→ **Record extracts**
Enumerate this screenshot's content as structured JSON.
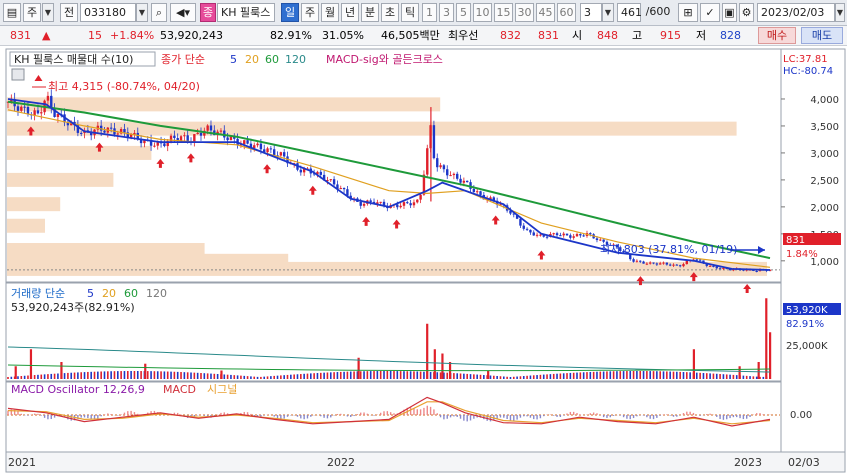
{
  "toolbar": {
    "market_toggle": "주",
    "range_label": "전",
    "code": "033180",
    "kind_badge": "종",
    "name": "KH 필룩스",
    "periods": [
      "일",
      "주",
      "월",
      "년",
      "분",
      "초",
      "틱"
    ],
    "numbers": [
      "1",
      "3",
      "5",
      "10",
      "15",
      "30",
      "45",
      "60"
    ],
    "count_select": "3",
    "paging_value": "461",
    "paging_total": "/600",
    "date": "2023/02/03"
  },
  "quote": {
    "price": "831",
    "change": "15",
    "change_pct": "+1.84%",
    "volume": "53,920,243",
    "volume_pct": "82.91%",
    "turnover_pct": "31.05%",
    "amount": "46,505백만",
    "best_bid_label": "최우선",
    "best_ask": "832",
    "best_bid": "831",
    "open_label": "시",
    "open": "848",
    "high_label": "고",
    "high": "915",
    "low_label": "저",
    "low": "828",
    "buy_label": "매수",
    "sell_label": "매도"
  },
  "legend": {
    "title": "KH 필룩스 매물대 수(10)",
    "ma_label": "종가 단순",
    "ma_periods": [
      "5",
      "20",
      "60",
      "120"
    ],
    "signal_label": "MACD-sig와 골든크로스",
    "lc": "LC:37.81",
    "hc": "HC:-80.74",
    "high_note": "최고 4,315 (-80.74%, 04/20)",
    "low_note": "최저 803 (37.81%, 01/19)",
    "last_price": "831",
    "last_pct": "1.84%"
  },
  "volume_legend": {
    "title": "거래량 단순",
    "periods": [
      "5",
      "20",
      "60",
      "120"
    ],
    "value_line": "53,920,243주(82.91%)",
    "right_value": "53,920K",
    "right_pct": "82.91%",
    "tick_25k": "25,000K"
  },
  "macd_legend": {
    "title": "MACD Oscillator 12,26,9",
    "macd": "MACD",
    "signal": "시그널",
    "zero_tick": "0.00"
  },
  "xaxis": {
    "labels": [
      "2021",
      "2022",
      "2023"
    ],
    "right_date": "02/03"
  },
  "colors": {
    "up": "#e0202a",
    "down": "#1c36c8",
    "ma5": "#1c36c8",
    "ma20": "#e0a020",
    "ma60": "#1e9a3a",
    "volume_profile": "#f6dcc4",
    "macd": "#d0303a",
    "signal": "#e8a030",
    "accent": "#2f6fd0"
  },
  "chart_data": [
    {
      "type": "candlestick",
      "title": "KH 필룩스 매물대 수(10)",
      "yaxis_ticks": [
        "4,000",
        "3,500",
        "3,000",
        "2,500",
        "2,000",
        "1,500",
        "1,000"
      ],
      "ylim": [
        700,
        4500
      ],
      "x_labels": [
        "2021",
        "2022",
        "2023"
      ],
      "close_path": [
        [
          0,
          3950
        ],
        [
          0.02,
          3800
        ],
        [
          0.04,
          3700
        ],
        [
          0.05,
          4050
        ],
        [
          0.06,
          3750
        ],
        [
          0.08,
          3550
        ],
        [
          0.1,
          3350
        ],
        [
          0.12,
          3450
        ],
        [
          0.14,
          3400
        ],
        [
          0.16,
          3350
        ],
        [
          0.18,
          3200
        ],
        [
          0.2,
          3150
        ],
        [
          0.22,
          3300
        ],
        [
          0.24,
          3250
        ],
        [
          0.26,
          3450
        ],
        [
          0.28,
          3350
        ],
        [
          0.3,
          3200
        ],
        [
          0.32,
          3150
        ],
        [
          0.34,
          3050
        ],
        [
          0.36,
          2950
        ],
        [
          0.38,
          2700
        ],
        [
          0.4,
          2650
        ],
        [
          0.42,
          2500
        ],
        [
          0.44,
          2300
        ],
        [
          0.46,
          2050
        ],
        [
          0.48,
          2100
        ],
        [
          0.5,
          2000
        ],
        [
          0.52,
          2050
        ],
        [
          0.54,
          2100
        ],
        [
          0.555,
          3500
        ],
        [
          0.56,
          2800
        ],
        [
          0.58,
          2600
        ],
        [
          0.6,
          2450
        ],
        [
          0.62,
          2200
        ],
        [
          0.64,
          2100
        ],
        [
          0.66,
          1900
        ],
        [
          0.68,
          1550
        ],
        [
          0.7,
          1450
        ],
        [
          0.72,
          1500
        ],
        [
          0.74,
          1450
        ],
        [
          0.76,
          1500
        ],
        [
          0.78,
          1350
        ],
        [
          0.8,
          1250
        ],
        [
          0.82,
          1000
        ],
        [
          0.84,
          950
        ],
        [
          0.86,
          950
        ],
        [
          0.88,
          900
        ],
        [
          0.9,
          1050
        ],
        [
          0.92,
          900
        ],
        [
          0.94,
          850
        ],
        [
          0.96,
          840
        ],
        [
          0.98,
          820
        ],
        [
          1.0,
          831
        ]
      ],
      "series": [
        {
          "name": "5",
          "color": "#1c36c8"
        },
        {
          "name": "20",
          "color": "#e0a020"
        },
        {
          "name": "60",
          "color": "#1e9a3a"
        }
      ],
      "ma60_path": [
        [
          0,
          3950
        ],
        [
          0.1,
          3750
        ],
        [
          0.2,
          3500
        ],
        [
          0.3,
          3300
        ],
        [
          0.4,
          3000
        ],
        [
          0.5,
          2700
        ],
        [
          0.6,
          2400
        ],
        [
          0.7,
          2050
        ],
        [
          0.8,
          1700
        ],
        [
          0.9,
          1350
        ],
        [
          1.0,
          1050
        ]
      ],
      "ma20_path": [
        [
          0,
          3800
        ],
        [
          0.1,
          3500
        ],
        [
          0.2,
          3250
        ],
        [
          0.3,
          3150
        ],
        [
          0.4,
          2750
        ],
        [
          0.5,
          2300
        ],
        [
          0.55,
          2250
        ],
        [
          0.6,
          2300
        ],
        [
          0.7,
          1700
        ],
        [
          0.8,
          1350
        ],
        [
          0.9,
          1050
        ],
        [
          1.0,
          880
        ]
      ],
      "ma5_path": [
        [
          0,
          4000
        ],
        [
          0.05,
          3900
        ],
        [
          0.1,
          3400
        ],
        [
          0.2,
          3200
        ],
        [
          0.3,
          3200
        ],
        [
          0.4,
          2650
        ],
        [
          0.45,
          2150
        ],
        [
          0.5,
          2000
        ],
        [
          0.55,
          2300
        ],
        [
          0.57,
          2450
        ],
        [
          0.65,
          2050
        ],
        [
          0.7,
          1500
        ],
        [
          0.8,
          1150
        ],
        [
          0.9,
          1000
        ],
        [
          0.95,
          850
        ],
        [
          1.0,
          830
        ]
      ],
      "signal_arrows": [
        0.03,
        0.12,
        0.2,
        0.24,
        0.34,
        0.4,
        0.47,
        0.51,
        0.64,
        0.7,
        0.83,
        0.9,
        0.97
      ],
      "volume_profile_rows": [
        {
          "price": 3900,
          "size": 0.57
        },
        {
          "price": 3450,
          "size": 0.96
        },
        {
          "price": 3000,
          "size": 0.19
        },
        {
          "price": 2500,
          "size": 0.14
        },
        {
          "price": 2050,
          "size": 0.07
        },
        {
          "price": 1650,
          "size": 0.05
        },
        {
          "price": 1200,
          "size": 0.26
        },
        {
          "price": 1000,
          "size": 0.37
        },
        {
          "price": 850,
          "size": 1.0
        }
      ]
    },
    {
      "type": "bar",
      "title": "거래량",
      "spikes": [
        [
          0.01,
          0.15
        ],
        [
          0.03,
          0.35
        ],
        [
          0.07,
          0.2
        ],
        [
          0.18,
          0.18
        ],
        [
          0.28,
          0.1
        ],
        [
          0.46,
          0.25
        ],
        [
          0.55,
          0.65
        ],
        [
          0.56,
          0.35
        ],
        [
          0.57,
          0.3
        ],
        [
          0.58,
          0.2
        ],
        [
          0.63,
          0.1
        ],
        [
          0.9,
          0.35
        ],
        [
          0.96,
          0.15
        ],
        [
          0.985,
          0.2
        ],
        [
          0.995,
          0.95
        ],
        [
          1.0,
          0.55
        ]
      ]
    },
    {
      "type": "line",
      "title": "MACD Oscillator 12,26,9",
      "macd_path": [
        [
          0,
          0.3
        ],
        [
          0.05,
          0.1
        ],
        [
          0.1,
          -0.3
        ],
        [
          0.15,
          -0.1
        ],
        [
          0.2,
          0.1
        ],
        [
          0.25,
          -0.15
        ],
        [
          0.3,
          0.05
        ],
        [
          0.35,
          -0.2
        ],
        [
          0.4,
          -0.4
        ],
        [
          0.45,
          -0.3
        ],
        [
          0.5,
          -0.2
        ],
        [
          0.55,
          0.8
        ],
        [
          0.57,
          0.55
        ],
        [
          0.6,
          0.1
        ],
        [
          0.65,
          -0.35
        ],
        [
          0.7,
          -0.4
        ],
        [
          0.75,
          -0.1
        ],
        [
          0.8,
          -0.3
        ],
        [
          0.85,
          -0.4
        ],
        [
          0.9,
          -0.1
        ],
        [
          0.95,
          -0.5
        ],
        [
          1.0,
          -0.2
        ]
      ],
      "signal_path": [
        [
          0,
          0.2
        ],
        [
          0.05,
          0.15
        ],
        [
          0.1,
          -0.2
        ],
        [
          0.15,
          -0.15
        ],
        [
          0.2,
          0.05
        ],
        [
          0.25,
          -0.1
        ],
        [
          0.3,
          0.0
        ],
        [
          0.35,
          -0.15
        ],
        [
          0.4,
          -0.35
        ],
        [
          0.45,
          -0.3
        ],
        [
          0.5,
          -0.25
        ],
        [
          0.55,
          0.6
        ],
        [
          0.57,
          0.6
        ],
        [
          0.6,
          0.2
        ],
        [
          0.65,
          -0.25
        ],
        [
          0.7,
          -0.35
        ],
        [
          0.75,
          -0.15
        ],
        [
          0.8,
          -0.25
        ],
        [
          0.85,
          -0.35
        ],
        [
          0.9,
          -0.15
        ],
        [
          0.95,
          -0.4
        ],
        [
          1.0,
          -0.25
        ]
      ]
    }
  ]
}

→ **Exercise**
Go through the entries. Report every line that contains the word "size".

→ **Output of the task**
          "size": 0.57
          "size": 0.96
          "size": 0.19
          "size": 0.14
          "size": 0.07
          "size": 0.05
          "size": 0.26
          "size": 0.37
          "size": 1.0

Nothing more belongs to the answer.